- [App and web page records]:

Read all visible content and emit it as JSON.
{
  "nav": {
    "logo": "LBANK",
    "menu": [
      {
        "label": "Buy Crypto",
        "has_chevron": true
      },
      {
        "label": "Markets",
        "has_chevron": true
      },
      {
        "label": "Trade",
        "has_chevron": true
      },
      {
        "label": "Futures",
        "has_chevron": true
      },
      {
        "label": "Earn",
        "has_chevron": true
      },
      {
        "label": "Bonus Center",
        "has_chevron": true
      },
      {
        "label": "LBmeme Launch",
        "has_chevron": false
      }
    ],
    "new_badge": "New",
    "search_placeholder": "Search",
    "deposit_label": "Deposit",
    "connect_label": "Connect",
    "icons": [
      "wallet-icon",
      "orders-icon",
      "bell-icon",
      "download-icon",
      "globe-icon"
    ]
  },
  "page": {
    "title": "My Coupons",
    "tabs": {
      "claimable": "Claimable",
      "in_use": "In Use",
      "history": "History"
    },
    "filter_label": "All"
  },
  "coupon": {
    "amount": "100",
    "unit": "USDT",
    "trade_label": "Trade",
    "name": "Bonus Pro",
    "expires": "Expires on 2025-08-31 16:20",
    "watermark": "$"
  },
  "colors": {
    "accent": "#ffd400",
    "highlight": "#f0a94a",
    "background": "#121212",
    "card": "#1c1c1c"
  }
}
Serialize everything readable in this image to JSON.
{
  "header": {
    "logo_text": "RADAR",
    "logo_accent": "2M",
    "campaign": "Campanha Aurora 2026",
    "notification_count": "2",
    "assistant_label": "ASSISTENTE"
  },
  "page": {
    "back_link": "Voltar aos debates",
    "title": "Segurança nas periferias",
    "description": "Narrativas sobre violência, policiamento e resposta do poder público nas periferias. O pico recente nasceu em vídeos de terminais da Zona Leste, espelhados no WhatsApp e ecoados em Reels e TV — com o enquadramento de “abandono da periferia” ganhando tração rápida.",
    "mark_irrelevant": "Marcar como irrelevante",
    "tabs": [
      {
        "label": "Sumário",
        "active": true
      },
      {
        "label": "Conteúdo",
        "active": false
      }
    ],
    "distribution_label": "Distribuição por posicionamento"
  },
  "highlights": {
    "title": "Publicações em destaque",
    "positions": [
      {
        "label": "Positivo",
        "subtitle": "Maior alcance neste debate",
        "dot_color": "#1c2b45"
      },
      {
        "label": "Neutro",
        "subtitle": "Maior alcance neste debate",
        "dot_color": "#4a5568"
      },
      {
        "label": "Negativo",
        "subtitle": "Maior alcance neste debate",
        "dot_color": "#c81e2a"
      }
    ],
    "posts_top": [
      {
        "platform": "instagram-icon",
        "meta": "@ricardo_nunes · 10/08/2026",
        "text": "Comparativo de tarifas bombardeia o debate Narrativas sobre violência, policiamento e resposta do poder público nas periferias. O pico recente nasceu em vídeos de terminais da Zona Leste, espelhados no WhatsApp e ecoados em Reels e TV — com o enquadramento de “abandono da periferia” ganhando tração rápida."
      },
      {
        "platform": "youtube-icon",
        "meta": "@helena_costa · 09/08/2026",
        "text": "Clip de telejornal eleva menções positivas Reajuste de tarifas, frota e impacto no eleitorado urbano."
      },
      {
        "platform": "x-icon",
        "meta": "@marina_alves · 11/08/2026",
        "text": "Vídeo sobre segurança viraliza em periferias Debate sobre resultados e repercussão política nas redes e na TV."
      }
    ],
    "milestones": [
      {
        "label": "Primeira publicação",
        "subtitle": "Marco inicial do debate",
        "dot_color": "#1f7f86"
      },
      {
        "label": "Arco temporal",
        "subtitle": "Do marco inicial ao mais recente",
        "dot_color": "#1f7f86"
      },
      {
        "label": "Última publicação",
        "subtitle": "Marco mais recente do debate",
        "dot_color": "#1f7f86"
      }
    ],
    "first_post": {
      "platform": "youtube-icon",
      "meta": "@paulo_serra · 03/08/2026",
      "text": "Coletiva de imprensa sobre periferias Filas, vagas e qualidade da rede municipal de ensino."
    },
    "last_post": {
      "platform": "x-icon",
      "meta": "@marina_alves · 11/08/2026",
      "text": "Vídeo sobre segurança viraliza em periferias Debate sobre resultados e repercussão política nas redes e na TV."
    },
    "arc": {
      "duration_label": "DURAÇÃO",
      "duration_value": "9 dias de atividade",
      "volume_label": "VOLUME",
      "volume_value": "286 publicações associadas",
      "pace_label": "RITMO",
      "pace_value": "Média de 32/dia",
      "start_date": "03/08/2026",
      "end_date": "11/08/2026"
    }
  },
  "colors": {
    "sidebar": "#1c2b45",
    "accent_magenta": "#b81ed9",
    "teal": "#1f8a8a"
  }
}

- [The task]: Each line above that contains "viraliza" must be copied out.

- [Solution to the exercise]:
        "text": "Vídeo sobre segurança viraliza em periferias Debate sobre resultados e repercussão política nas redes e na TV."
      "text": "Vídeo sobre segurança viraliza em periferias Debate sobre resultados e repercussão política nas redes e na TV."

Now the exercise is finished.